Problem details: The full listing, exactly as written and with no images, is the expected output.

Task inputs:
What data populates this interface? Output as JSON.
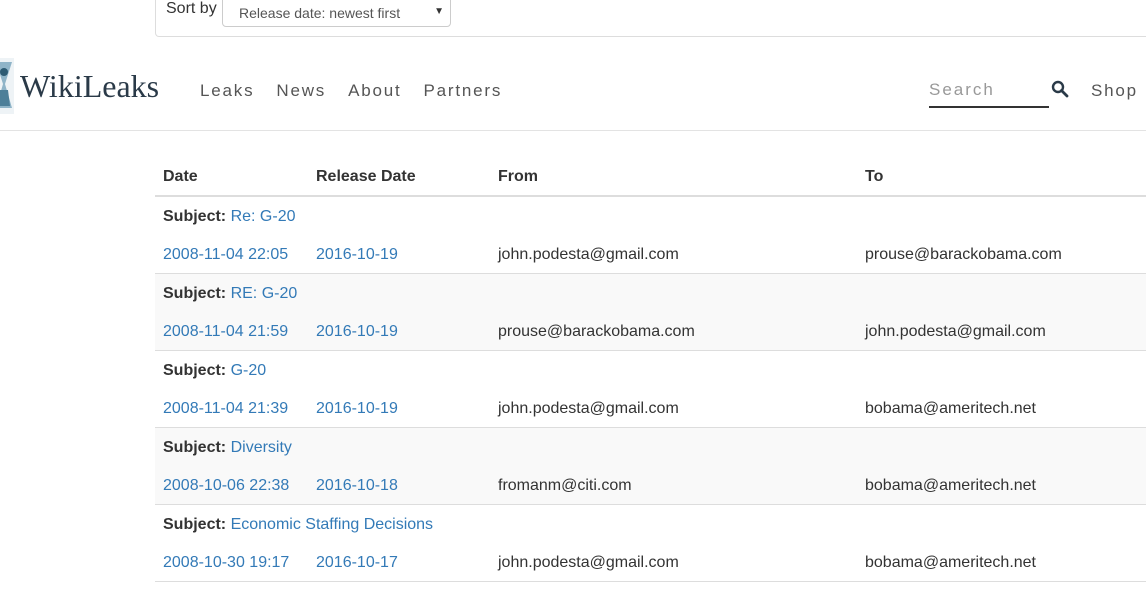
{
  "sort": {
    "label": "Sort by",
    "selected": "Release date: newest first"
  },
  "brand": {
    "name": "WikiLeaks"
  },
  "nav": {
    "items": [
      "Leaks",
      "News",
      "About",
      "Partners"
    ],
    "shop": "Shop"
  },
  "search": {
    "placeholder": "Search"
  },
  "table": {
    "headers": [
      "Date",
      "Release Date",
      "From",
      "To"
    ],
    "subject_label": "Subject:",
    "rows": [
      {
        "subject": "Re: G-20",
        "date": "2008-11-04 22:05",
        "release": "2016-10-19",
        "from": "john.podesta@gmail.com",
        "to": "prouse@barackobama.com"
      },
      {
        "subject": "RE: G-20",
        "date": "2008-11-04 21:59",
        "release": "2016-10-19",
        "from": "prouse@barackobama.com",
        "to": "john.podesta@gmail.com"
      },
      {
        "subject": "G-20",
        "date": "2008-11-04 21:39",
        "release": "2016-10-19",
        "from": "john.podesta@gmail.com",
        "to": "bobama@ameritech.net"
      },
      {
        "subject": "Diversity",
        "date": "2008-10-06 22:38",
        "release": "2016-10-18",
        "from": "fromanm@citi.com",
        "to": "bobama@ameritech.net"
      },
      {
        "subject": "Economic Staffing Decisions",
        "date": "2008-10-30 19:17",
        "release": "2016-10-17",
        "from": "john.podesta@gmail.com",
        "to": "bobama@ameritech.net"
      }
    ]
  },
  "colors": {
    "link": "#337ab7",
    "text": "#333333",
    "alt_row": "#f9f9f9"
  }
}
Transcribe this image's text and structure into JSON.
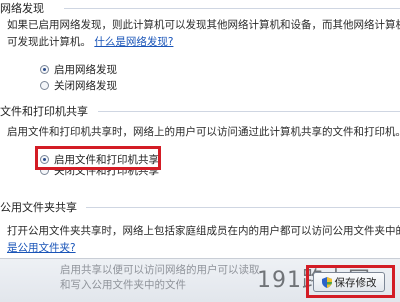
{
  "network_discovery": {
    "heading": "网络发现",
    "description": "如果已启用网络发现，则此计算机可以发现其他网络计算机和设备，而其他网络计算机亦",
    "prefix": "可发现此计算机。",
    "link": "什么是网络发现?",
    "options": [
      {
        "label": "启用网络发现",
        "checked": true
      },
      {
        "label": "关闭网络发现",
        "checked": false
      }
    ]
  },
  "file_printer_sharing": {
    "heading": "文件和打印机共享",
    "description": "启用文件和打印机共享时，网络上的用户可以访问通过此计算机共享的文件和打印机。",
    "options": [
      {
        "label": "启用文件和打印机共享",
        "checked": true
      },
      {
        "label": "关闭文件和打印机共享",
        "checked": false
      }
    ]
  },
  "public_folder_sharing": {
    "heading": "公用文件夹共享",
    "description": "打开公用文件夹共享时，网络上包括家庭组成员在内的用户都可以访问公用文件夹中的文",
    "link": "是公用文件夹?"
  },
  "footer": {
    "faded_text": "启用共享以便可以访问网络的用户可以读取和写入公用文件夹中的文件",
    "watermark": "191路由网",
    "save_button": "保存修改"
  },
  "colors": {
    "highlight": "#d31c25",
    "link": "#1a55b8"
  }
}
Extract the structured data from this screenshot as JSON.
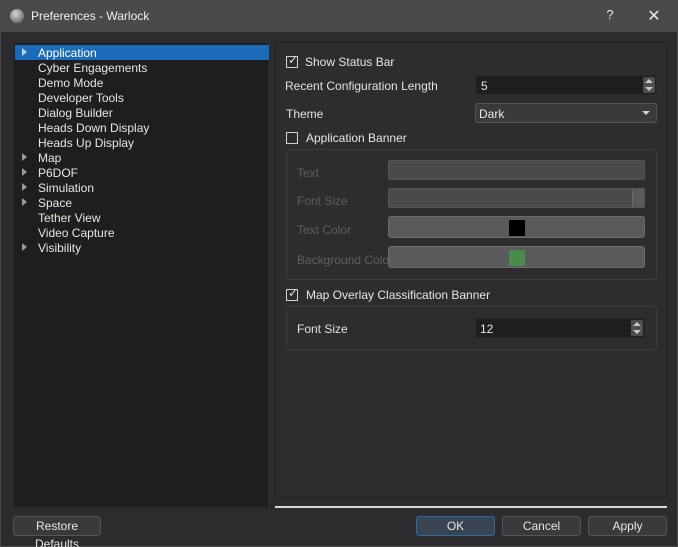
{
  "window": {
    "title": "Preferences - Warlock",
    "help_label": "?",
    "close_label": "✕"
  },
  "tree": {
    "items": [
      {
        "label": "Application",
        "expandable": true,
        "selected": true
      },
      {
        "label": "Cyber Engagements",
        "expandable": false,
        "selected": false
      },
      {
        "label": "Demo Mode",
        "expandable": false,
        "selected": false
      },
      {
        "label": "Developer Tools",
        "expandable": false,
        "selected": false
      },
      {
        "label": "Dialog Builder",
        "expandable": false,
        "selected": false
      },
      {
        "label": "Heads Down Display",
        "expandable": false,
        "selected": false
      },
      {
        "label": "Heads Up Display",
        "expandable": false,
        "selected": false
      },
      {
        "label": "Map",
        "expandable": true,
        "selected": false
      },
      {
        "label": "P6DOF",
        "expandable": true,
        "selected": false
      },
      {
        "label": "Simulation",
        "expandable": true,
        "selected": false
      },
      {
        "label": "Space",
        "expandable": true,
        "selected": false
      },
      {
        "label": "Tether View",
        "expandable": false,
        "selected": false
      },
      {
        "label": "Video Capture",
        "expandable": false,
        "selected": false
      },
      {
        "label": "Visibility",
        "expandable": true,
        "selected": false
      }
    ]
  },
  "application": {
    "show_status_bar": {
      "label": "Show Status Bar",
      "checked": true
    },
    "recent_config_length": {
      "label": "Recent Configuration Length",
      "value": "5"
    },
    "theme": {
      "label": "Theme",
      "value": "Dark"
    },
    "app_banner": {
      "label": "Application Banner",
      "checked": false,
      "text_label": "Text",
      "text_value": "",
      "font_size_label": "Font Size",
      "font_size_value": "",
      "text_color_label": "Text Color",
      "text_color": "#000000",
      "bg_color_label": "Background Color",
      "bg_color": "#4a8a4a"
    },
    "map_overlay_banner": {
      "label": "Map Overlay Classification Banner",
      "checked": true,
      "font_size_label": "Font Size",
      "font_size_value": "12"
    }
  },
  "buttons": {
    "restore_defaults": "Restore Defaults",
    "ok": "OK",
    "cancel": "Cancel",
    "apply": "Apply"
  },
  "check_glyph": "✓"
}
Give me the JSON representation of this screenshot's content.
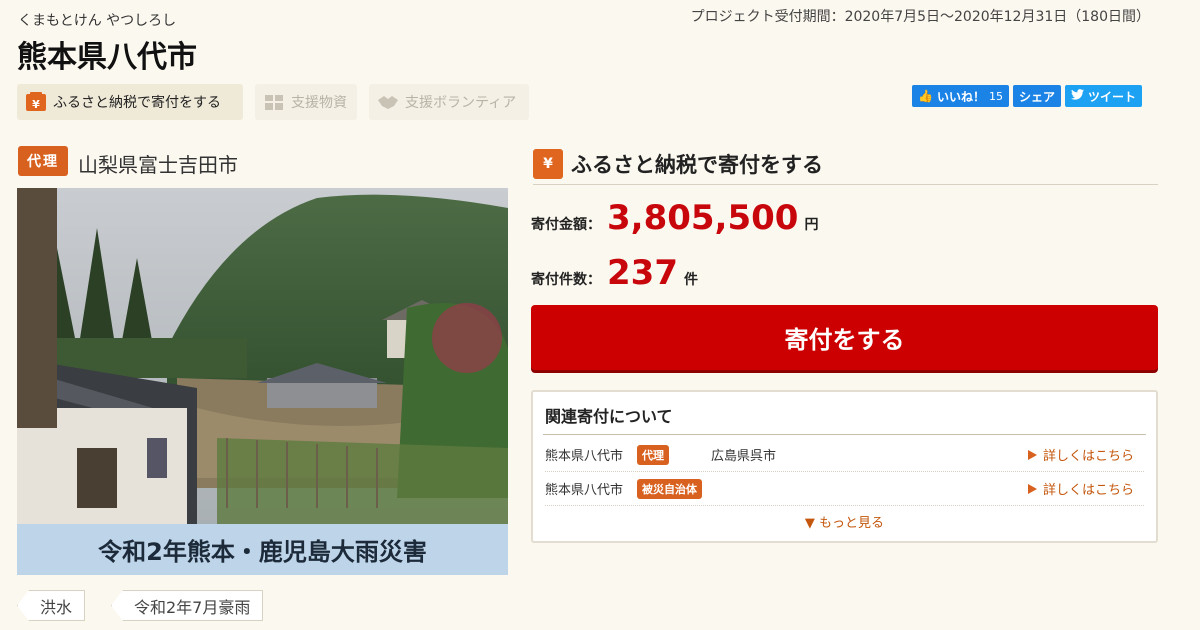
{
  "header": {
    "furigana": "くまもとけん やつしろし",
    "title": "熊本県八代市",
    "period": "プロジェクト受付期間：2020年7月5日〜2020年12月31日（180日間）"
  },
  "tabs": [
    {
      "label": "ふるさと納税で寄付をする",
      "icon": "yen-box-icon",
      "active": true
    },
    {
      "label": "支援物資",
      "icon": "package-icon",
      "active": false
    },
    {
      "label": "支援ボランティア",
      "icon": "handshake-icon",
      "active": false
    }
  ],
  "social": {
    "like_label": "いいね！",
    "like_count": "15",
    "share_label": "シェア",
    "tweet_label": "ツイート"
  },
  "proxy": {
    "badge": "代理",
    "city": "山梨県富士吉田市"
  },
  "photo": {
    "caption": "令和2年熊本・鹿児島大雨災害"
  },
  "tags": [
    "洪水",
    "令和2年7月豪雨"
  ],
  "donation": {
    "heading": "ふるさと納税で寄付をする",
    "amount_label": "寄付金額：",
    "amount_value": "3,805,500",
    "amount_unit": "円",
    "count_label": "寄付件数：",
    "count_value": "237",
    "count_unit": "件",
    "button_label": "寄付をする"
  },
  "related": {
    "title": "関連寄付について",
    "rows": [
      {
        "city": "熊本県八代市",
        "badge": "代理",
        "other": "広島県呉市",
        "link": "詳しくはこちら"
      },
      {
        "city": "熊本県八代市",
        "badge": "被災自治体",
        "other": "",
        "link": "詳しくはこちら"
      }
    ],
    "more_label": "▼ もっと見る"
  },
  "colors": {
    "accent_orange": "#d9611f",
    "donate_red": "#cc0000",
    "value_red": "#c8070c",
    "social_blue": "#1b83e6",
    "caption_blue": "#bdd4e9"
  }
}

Solution for this exercise:
What data populates this interface? Output as JSON.
{
  "sort": {
    "label": "Sort by",
    "selected": "Release date: newest first"
  },
  "brand": {
    "name": "WikiLeaks"
  },
  "nav": {
    "items": [
      "Leaks",
      "News",
      "About",
      "Partners"
    ],
    "shop": "Shop"
  },
  "search": {
    "placeholder": "Search"
  },
  "table": {
    "headers": [
      "Date",
      "Release Date",
      "From",
      "To"
    ],
    "subject_label": "Subject:",
    "rows": [
      {
        "subject": "Re: G-20",
        "date": "2008-11-04 22:05",
        "release": "2016-10-19",
        "from": "john.podesta@gmail.com",
        "to": "prouse@barackobama.com"
      },
      {
        "subject": "RE: G-20",
        "date": "2008-11-04 21:59",
        "release": "2016-10-19",
        "from": "prouse@barackobama.com",
        "to": "john.podesta@gmail.com"
      },
      {
        "subject": "G-20",
        "date": "2008-11-04 21:39",
        "release": "2016-10-19",
        "from": "john.podesta@gmail.com",
        "to": "bobama@ameritech.net"
      },
      {
        "subject": "Diversity",
        "date": "2008-10-06 22:38",
        "release": "2016-10-18",
        "from": "fromanm@citi.com",
        "to": "bobama@ameritech.net"
      },
      {
        "subject": "Economic Staffing Decisions",
        "date": "2008-10-30 19:17",
        "release": "2016-10-17",
        "from": "john.podesta@gmail.com",
        "to": "bobama@ameritech.net"
      }
    ]
  },
  "colors": {
    "link": "#337ab7",
    "text": "#333333",
    "alt_row": "#f9f9f9"
  }
}
Transcribe this image's text and structure into JSON.
{
  "network_discovery": {
    "heading": "网络发现",
    "description": "如果已启用网络发现，则此计算机可以发现其他网络计算机和设备，而其他网络计算机亦",
    "prefix": "可发现此计算机。",
    "link": "什么是网络发现?",
    "options": [
      {
        "label": "启用网络发现",
        "checked": true
      },
      {
        "label": "关闭网络发现",
        "checked": false
      }
    ]
  },
  "file_printer_sharing": {
    "heading": "文件和打印机共享",
    "description": "启用文件和打印机共享时，网络上的用户可以访问通过此计算机共享的文件和打印机。",
    "options": [
      {
        "label": "启用文件和打印机共享",
        "checked": true
      },
      {
        "label": "关闭文件和打印机共享",
        "checked": false
      }
    ]
  },
  "public_folder_sharing": {
    "heading": "公用文件夹共享",
    "description": "打开公用文件夹共享时，网络上包括家庭组成员在内的用户都可以访问公用文件夹中的文",
    "link": "是公用文件夹?"
  },
  "footer": {
    "faded_text": "启用共享以便可以访问网络的用户可以读取和写入公用文件夹中的文件",
    "watermark": "191路由网",
    "save_button": "保存修改"
  },
  "colors": {
    "highlight": "#d31c25",
    "link": "#1a55b8"
  }
}
Extract the structured data from this screenshot as JSON.
{
  "window": {
    "title": "Preferences - Warlock",
    "help_label": "?",
    "close_label": "✕"
  },
  "tree": {
    "items": [
      {
        "label": "Application",
        "expandable": true,
        "selected": true
      },
      {
        "label": "Cyber Engagements",
        "expandable": false,
        "selected": false
      },
      {
        "label": "Demo Mode",
        "expandable": false,
        "selected": false
      },
      {
        "label": "Developer Tools",
        "expandable": false,
        "selected": false
      },
      {
        "label": "Dialog Builder",
        "expandable": false,
        "selected": false
      },
      {
        "label": "Heads Down Display",
        "expandable": false,
        "selected": false
      },
      {
        "label": "Heads Up Display",
        "expandable": false,
        "selected": false
      },
      {
        "label": "Map",
        "expandable": true,
        "selected": false
      },
      {
        "label": "P6DOF",
        "expandable": true,
        "selected": false
      },
      {
        "label": "Simulation",
        "expandable": true,
        "selected": false
      },
      {
        "label": "Space",
        "expandable": true,
        "selected": false
      },
      {
        "label": "Tether View",
        "expandable": false,
        "selected": false
      },
      {
        "label": "Video Capture",
        "expandable": false,
        "selected": false
      },
      {
        "label": "Visibility",
        "expandable": true,
        "selected": false
      }
    ]
  },
  "application": {
    "show_status_bar": {
      "label": "Show Status Bar",
      "checked": true
    },
    "recent_config_length": {
      "label": "Recent Configuration Length",
      "value": "5"
    },
    "theme": {
      "label": "Theme",
      "value": "Dark"
    },
    "app_banner": {
      "label": "Application Banner",
      "checked": false,
      "text_label": "Text",
      "text_value": "",
      "font_size_label": "Font Size",
      "font_size_value": "",
      "text_color_label": "Text Color",
      "text_color": "#000000",
      "bg_color_label": "Background Color",
      "bg_color": "#4a8a4a"
    },
    "map_overlay_banner": {
      "label": "Map Overlay Classification Banner",
      "checked": true,
      "font_size_label": "Font Size",
      "font_size_value": "12"
    }
  },
  "buttons": {
    "restore_defaults": "Restore Defaults",
    "ok": "OK",
    "cancel": "Cancel",
    "apply": "Apply"
  },
  "check_glyph": "✓"
}
Give me the JSON representation of this screenshot's content.
{
  "header": {
    "furigana": "くまもとけん やつしろし",
    "title": "熊本県八代市",
    "period": "プロジェクト受付期間：2020年7月5日〜2020年12月31日（180日間）"
  },
  "tabs": [
    {
      "label": "ふるさと納税で寄付をする",
      "icon": "yen-box-icon",
      "active": true
    },
    {
      "label": "支援物資",
      "icon": "package-icon",
      "active": false
    },
    {
      "label": "支援ボランティア",
      "icon": "handshake-icon",
      "active": false
    }
  ],
  "social": {
    "like_label": "いいね！",
    "like_count": "15",
    "share_label": "シェア",
    "tweet_label": "ツイート"
  },
  "proxy": {
    "badge": "代理",
    "city": "山梨県富士吉田市"
  },
  "photo": {
    "caption": "令和2年熊本・鹿児島大雨災害"
  },
  "tags": [
    "洪水",
    "令和2年7月豪雨"
  ],
  "donation": {
    "heading": "ふるさと納税で寄付をする",
    "amount_label": "寄付金額：",
    "amount_value": "3,805,500",
    "amount_unit": "円",
    "count_label": "寄付件数：",
    "count_value": "237",
    "count_unit": "件",
    "button_label": "寄付をする"
  },
  "related": {
    "title": "関連寄付について",
    "rows": [
      {
        "city": "熊本県八代市",
        "badge": "代理",
        "other": "広島県呉市",
        "link": "詳しくはこちら"
      },
      {
        "city": "熊本県八代市",
        "badge": "被災自治体",
        "other": "",
        "link": "詳しくはこちら"
      }
    ],
    "more_label": "▼ もっと見る"
  },
  "colors": {
    "accent_orange": "#d9611f",
    "donate_red": "#cc0000",
    "value_red": "#c8070c",
    "social_blue": "#1b83e6",
    "caption_blue": "#bdd4e9"
  }
}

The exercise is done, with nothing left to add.